Taxpayers in the town of Salina will face a nominal increase if Supervisor Mark Nicotra’s preliminary budget is approved by the town board.
Nicotra presented his budget at a special session of the board on Wednesday, Oct. 5. The $9,418,326 budget calls for a continued hiring freeze on any new employees, uses a portion of the town’s fund balance to offset spending and includes a new and more favorable garbage contract that generated savings to the town over the previous contract.
The town faces increases in expenses in the form of workers compensation, medical insurance, pension and salaries, coupled with revenue losses totaling nearly $260,000, over which Nicotra said the town simply has no control.
However, given the town’s healthy fund balance and belt-tightening over the last three years, the budget calls for what Nicotra calls a nominal tax increase of $4.56 over last year’s taxes for a homeowner in the town with a home assessed at $100,000. For a home inside the village of Liverpool assessed at $100,000, the homeowner would have to pay an additional $4.68 over last year.
“The town expenses continue to be, by far, the smallest burden on the taxpayers when you compare them to the county, school district and state level of taxation,” Nicotra said.
The tax rate increase is well below the state-mandated 2 percent tax cap enacted by Gov. Andrew Cuomo, something Nicotra said was aided by the new garbage contract as well as the willingness of the Liverpool Fire Protection District to trim costs.

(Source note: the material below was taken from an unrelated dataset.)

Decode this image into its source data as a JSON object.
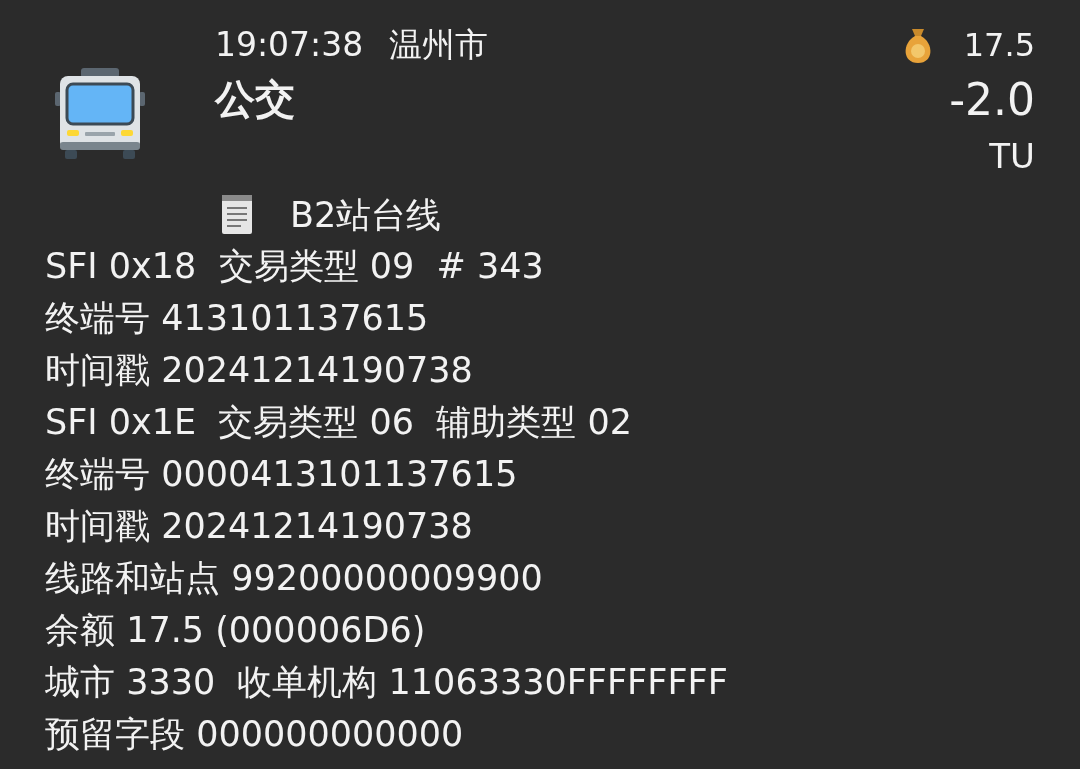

All in all, Nicotra said he was happy with the preliminary budget he presented.
“I’m very pleased with this budget,” Nicotra said. “With everything going on in the economy, for me to be able to come in with a nominal increase, I think we’re in great shape.”
Nicotra pointed out that the town was in a similar situation last year with the preliminary budget.

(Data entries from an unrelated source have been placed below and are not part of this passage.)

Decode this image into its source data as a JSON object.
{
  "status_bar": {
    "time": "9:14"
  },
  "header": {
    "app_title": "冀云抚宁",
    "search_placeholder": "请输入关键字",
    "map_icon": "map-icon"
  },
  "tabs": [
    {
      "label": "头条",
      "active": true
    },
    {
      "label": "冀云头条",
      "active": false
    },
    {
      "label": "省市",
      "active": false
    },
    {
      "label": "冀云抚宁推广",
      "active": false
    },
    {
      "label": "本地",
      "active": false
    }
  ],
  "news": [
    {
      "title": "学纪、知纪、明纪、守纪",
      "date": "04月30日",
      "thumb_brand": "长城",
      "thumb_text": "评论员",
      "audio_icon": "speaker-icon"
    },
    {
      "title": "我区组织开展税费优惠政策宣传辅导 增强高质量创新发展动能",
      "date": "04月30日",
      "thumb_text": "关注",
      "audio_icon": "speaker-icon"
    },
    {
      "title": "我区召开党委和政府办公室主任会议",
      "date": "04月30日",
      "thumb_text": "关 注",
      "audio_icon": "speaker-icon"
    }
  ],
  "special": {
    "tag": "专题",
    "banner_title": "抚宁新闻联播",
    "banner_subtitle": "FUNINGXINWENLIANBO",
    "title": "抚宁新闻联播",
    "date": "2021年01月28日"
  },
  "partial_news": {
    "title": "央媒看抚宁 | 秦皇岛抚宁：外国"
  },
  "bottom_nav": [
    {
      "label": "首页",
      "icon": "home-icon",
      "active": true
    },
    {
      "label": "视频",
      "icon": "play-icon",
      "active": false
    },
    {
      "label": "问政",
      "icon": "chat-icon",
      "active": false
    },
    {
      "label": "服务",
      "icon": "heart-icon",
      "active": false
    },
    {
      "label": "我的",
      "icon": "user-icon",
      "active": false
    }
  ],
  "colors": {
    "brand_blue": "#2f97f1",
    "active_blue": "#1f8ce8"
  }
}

“The town board was able to work it down to a zero tax impact,” he said. “I’m very confident we’ll be able to do it again this year.”
Nicotra admitted the budget he presented was “pretty tight,” but he was confident the board could make additional cuts to further reduce the tax impact.
“It may just be going in and sharpening the pencil a little bit,” Nicotra said. “The board likes to scour the highway budget, which is huge… and look at different things. They may see things that I don’t, or things that I don’t want to make the decision on myself. We’ll make those final decisions as a group.”
The public hearing on the budget will take place at the Oct. 24 board meeting. The final budget must be approved by Nov. 20.
Sarah Hall is the editor of the Eagle Star-Review and the Baldwinsville Messenger. The 2012 winner of the Syracuse Press Club's Selwyn Kershaw Professional Standards Award, she has been with Eagle Newspapers since 2006. She is a Liverpool native.